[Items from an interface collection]

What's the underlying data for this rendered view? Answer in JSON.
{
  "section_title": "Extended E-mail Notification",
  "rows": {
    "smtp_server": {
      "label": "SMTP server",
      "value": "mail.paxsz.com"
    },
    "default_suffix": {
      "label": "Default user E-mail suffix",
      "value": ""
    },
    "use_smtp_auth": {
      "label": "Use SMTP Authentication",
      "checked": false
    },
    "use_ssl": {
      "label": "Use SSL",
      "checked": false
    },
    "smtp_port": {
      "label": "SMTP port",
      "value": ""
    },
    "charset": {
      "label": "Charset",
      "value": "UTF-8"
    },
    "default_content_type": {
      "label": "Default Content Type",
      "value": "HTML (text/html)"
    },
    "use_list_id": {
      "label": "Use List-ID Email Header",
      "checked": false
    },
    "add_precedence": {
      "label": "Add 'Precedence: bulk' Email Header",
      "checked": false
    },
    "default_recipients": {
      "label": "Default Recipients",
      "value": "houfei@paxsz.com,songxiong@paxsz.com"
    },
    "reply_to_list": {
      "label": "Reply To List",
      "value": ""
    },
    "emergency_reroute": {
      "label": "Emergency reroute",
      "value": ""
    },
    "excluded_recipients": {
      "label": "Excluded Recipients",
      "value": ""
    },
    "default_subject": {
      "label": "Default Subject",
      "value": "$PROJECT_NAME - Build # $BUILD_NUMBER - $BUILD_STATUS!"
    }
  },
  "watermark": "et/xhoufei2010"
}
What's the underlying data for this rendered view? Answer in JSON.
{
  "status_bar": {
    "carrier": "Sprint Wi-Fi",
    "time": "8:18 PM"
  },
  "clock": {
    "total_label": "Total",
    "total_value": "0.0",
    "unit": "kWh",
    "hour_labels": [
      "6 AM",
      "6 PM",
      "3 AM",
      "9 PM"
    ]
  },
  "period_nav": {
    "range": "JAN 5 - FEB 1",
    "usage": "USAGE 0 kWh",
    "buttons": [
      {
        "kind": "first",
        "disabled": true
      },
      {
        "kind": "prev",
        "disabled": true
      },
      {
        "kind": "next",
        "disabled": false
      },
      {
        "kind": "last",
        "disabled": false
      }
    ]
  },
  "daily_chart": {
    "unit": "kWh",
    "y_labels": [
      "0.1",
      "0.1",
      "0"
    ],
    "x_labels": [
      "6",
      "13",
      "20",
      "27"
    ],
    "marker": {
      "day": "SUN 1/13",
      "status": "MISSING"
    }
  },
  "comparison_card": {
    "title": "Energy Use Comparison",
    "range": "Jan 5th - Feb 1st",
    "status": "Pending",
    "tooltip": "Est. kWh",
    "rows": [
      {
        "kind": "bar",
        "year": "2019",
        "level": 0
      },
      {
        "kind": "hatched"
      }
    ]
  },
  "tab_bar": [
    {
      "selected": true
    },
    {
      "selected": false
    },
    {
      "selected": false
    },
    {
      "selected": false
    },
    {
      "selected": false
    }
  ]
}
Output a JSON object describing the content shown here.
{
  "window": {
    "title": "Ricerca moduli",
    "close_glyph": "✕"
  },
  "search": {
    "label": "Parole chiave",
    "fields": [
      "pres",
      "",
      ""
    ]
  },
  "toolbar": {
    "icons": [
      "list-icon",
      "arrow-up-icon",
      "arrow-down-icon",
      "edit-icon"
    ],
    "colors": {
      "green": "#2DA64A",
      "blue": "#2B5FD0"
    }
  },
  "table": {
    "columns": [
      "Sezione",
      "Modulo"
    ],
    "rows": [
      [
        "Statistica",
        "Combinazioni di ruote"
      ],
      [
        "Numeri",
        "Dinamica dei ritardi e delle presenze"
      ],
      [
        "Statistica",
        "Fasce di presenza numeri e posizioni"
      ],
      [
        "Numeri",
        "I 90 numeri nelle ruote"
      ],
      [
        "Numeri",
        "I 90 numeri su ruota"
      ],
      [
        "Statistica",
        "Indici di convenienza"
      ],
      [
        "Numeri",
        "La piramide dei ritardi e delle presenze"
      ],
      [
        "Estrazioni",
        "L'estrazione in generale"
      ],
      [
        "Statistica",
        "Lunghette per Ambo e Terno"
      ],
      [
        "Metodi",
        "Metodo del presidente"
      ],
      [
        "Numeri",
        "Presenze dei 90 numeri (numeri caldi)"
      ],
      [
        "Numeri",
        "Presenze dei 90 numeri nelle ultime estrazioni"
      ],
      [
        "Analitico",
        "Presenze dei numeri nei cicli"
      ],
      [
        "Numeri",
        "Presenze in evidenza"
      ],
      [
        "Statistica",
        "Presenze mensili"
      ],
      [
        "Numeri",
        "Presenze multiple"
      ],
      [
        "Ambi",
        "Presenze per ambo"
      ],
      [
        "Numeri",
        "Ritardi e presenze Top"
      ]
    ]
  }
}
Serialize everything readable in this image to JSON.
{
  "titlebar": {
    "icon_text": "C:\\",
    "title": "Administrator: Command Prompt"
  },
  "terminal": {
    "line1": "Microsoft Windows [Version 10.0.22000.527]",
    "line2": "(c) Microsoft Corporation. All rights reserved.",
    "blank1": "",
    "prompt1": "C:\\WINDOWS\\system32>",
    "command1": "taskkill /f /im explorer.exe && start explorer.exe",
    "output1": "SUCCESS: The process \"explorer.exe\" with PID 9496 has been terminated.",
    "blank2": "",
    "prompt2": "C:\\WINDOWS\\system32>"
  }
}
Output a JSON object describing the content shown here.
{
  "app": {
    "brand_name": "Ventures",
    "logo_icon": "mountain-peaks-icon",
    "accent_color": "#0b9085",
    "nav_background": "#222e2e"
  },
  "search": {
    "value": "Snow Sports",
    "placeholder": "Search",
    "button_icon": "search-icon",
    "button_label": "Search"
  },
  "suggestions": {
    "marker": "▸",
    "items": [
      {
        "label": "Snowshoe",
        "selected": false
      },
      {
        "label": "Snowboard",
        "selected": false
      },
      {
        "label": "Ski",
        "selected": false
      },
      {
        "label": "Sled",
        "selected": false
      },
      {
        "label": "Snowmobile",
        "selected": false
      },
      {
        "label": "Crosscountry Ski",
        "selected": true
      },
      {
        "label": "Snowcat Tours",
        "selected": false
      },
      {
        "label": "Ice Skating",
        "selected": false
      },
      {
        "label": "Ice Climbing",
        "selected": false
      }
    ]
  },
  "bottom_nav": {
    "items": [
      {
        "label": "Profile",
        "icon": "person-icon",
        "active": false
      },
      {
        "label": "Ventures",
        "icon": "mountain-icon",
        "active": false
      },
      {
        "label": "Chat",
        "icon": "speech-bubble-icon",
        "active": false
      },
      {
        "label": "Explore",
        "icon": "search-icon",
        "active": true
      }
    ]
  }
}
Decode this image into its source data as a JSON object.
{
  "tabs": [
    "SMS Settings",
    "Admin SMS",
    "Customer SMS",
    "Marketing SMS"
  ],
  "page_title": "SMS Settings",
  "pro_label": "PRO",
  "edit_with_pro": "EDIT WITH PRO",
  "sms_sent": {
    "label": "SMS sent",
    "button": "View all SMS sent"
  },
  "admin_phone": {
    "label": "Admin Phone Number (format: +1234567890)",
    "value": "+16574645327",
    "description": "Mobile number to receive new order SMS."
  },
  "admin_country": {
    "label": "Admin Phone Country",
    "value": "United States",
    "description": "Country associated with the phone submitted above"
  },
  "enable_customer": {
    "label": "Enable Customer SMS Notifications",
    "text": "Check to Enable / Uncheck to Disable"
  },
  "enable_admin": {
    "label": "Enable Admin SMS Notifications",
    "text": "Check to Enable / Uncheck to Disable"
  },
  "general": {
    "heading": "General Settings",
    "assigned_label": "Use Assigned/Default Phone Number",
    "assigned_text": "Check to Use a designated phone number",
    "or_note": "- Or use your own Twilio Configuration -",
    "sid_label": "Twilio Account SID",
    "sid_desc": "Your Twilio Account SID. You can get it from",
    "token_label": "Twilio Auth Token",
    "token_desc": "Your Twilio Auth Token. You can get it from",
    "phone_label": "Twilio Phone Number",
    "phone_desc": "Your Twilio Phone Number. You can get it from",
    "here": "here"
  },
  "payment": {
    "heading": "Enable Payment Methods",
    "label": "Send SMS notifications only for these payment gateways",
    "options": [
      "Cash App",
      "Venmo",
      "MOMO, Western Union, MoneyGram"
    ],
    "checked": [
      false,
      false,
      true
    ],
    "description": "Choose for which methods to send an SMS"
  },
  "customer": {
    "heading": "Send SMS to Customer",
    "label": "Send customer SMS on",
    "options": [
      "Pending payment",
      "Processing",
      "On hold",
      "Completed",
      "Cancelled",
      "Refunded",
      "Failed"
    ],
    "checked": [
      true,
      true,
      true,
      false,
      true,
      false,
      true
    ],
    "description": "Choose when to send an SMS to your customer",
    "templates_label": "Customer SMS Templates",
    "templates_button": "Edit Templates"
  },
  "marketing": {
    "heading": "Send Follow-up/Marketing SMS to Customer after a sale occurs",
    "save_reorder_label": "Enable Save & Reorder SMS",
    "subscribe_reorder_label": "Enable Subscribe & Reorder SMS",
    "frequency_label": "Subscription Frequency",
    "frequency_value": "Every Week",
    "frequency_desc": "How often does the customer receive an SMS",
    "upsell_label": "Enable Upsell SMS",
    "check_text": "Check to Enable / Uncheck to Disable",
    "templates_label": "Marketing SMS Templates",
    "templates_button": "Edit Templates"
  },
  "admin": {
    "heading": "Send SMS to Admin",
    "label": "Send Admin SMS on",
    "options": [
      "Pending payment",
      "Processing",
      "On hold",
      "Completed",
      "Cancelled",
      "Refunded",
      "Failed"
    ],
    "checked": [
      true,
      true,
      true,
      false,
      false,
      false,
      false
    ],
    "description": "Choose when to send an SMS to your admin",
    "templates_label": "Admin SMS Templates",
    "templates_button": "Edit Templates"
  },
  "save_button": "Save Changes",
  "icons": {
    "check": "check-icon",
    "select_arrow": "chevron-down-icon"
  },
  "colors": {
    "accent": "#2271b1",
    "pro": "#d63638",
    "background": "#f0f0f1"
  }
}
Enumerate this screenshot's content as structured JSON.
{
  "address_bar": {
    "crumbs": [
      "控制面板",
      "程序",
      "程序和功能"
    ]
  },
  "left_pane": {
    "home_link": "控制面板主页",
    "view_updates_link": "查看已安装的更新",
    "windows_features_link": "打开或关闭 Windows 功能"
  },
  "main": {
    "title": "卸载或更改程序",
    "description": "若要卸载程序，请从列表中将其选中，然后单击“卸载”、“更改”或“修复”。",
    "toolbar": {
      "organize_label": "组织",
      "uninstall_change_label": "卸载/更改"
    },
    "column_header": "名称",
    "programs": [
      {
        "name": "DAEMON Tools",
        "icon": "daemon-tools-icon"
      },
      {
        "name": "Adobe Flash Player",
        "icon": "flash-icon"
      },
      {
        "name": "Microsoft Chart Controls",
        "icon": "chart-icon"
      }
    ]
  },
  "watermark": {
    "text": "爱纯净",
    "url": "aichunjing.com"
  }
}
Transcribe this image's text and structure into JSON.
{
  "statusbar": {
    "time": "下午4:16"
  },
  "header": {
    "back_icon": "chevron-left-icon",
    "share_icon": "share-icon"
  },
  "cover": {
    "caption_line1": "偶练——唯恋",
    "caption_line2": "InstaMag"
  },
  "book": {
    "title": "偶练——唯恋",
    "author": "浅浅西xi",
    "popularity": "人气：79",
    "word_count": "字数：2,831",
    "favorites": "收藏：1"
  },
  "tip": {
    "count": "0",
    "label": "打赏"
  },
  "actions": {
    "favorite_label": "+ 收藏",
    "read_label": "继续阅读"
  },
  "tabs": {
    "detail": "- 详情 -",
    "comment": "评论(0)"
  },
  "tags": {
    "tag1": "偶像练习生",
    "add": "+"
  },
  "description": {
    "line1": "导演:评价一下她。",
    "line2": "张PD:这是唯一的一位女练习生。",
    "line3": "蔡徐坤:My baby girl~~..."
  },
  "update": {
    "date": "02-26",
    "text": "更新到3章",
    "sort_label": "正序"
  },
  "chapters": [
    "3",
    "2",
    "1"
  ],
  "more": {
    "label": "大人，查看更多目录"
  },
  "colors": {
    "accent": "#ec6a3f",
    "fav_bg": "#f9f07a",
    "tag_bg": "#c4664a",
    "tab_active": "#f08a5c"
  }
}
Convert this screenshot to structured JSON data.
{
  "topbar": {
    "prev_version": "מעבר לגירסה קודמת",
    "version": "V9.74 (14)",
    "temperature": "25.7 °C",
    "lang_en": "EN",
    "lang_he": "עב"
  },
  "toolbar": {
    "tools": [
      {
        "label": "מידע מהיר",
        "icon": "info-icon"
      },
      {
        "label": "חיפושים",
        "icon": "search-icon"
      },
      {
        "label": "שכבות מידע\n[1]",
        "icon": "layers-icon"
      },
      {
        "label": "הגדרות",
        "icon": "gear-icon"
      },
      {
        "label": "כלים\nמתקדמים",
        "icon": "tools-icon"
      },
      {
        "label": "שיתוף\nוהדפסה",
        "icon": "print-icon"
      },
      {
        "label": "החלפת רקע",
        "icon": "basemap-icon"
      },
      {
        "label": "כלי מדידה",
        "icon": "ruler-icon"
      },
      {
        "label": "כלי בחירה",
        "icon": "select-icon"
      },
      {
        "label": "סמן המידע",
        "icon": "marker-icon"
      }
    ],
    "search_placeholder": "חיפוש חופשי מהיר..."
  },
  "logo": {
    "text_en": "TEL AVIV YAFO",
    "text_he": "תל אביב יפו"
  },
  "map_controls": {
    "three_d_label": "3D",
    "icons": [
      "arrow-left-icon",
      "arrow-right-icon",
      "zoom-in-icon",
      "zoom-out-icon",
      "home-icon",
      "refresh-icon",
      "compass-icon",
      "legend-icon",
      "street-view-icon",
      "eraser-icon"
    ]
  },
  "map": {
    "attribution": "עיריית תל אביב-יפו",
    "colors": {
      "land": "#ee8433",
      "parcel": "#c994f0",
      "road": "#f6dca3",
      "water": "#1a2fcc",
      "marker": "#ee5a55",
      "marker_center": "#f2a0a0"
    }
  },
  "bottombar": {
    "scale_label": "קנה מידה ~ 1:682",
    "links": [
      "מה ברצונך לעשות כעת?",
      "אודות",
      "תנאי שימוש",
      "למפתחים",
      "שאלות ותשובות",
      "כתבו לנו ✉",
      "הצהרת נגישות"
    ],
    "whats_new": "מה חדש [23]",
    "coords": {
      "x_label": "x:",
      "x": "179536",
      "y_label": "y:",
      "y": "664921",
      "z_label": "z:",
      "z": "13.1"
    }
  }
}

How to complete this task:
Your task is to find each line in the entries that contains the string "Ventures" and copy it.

Exercise response:
    "brand_name": "Ventures",
        "label": "Ventures",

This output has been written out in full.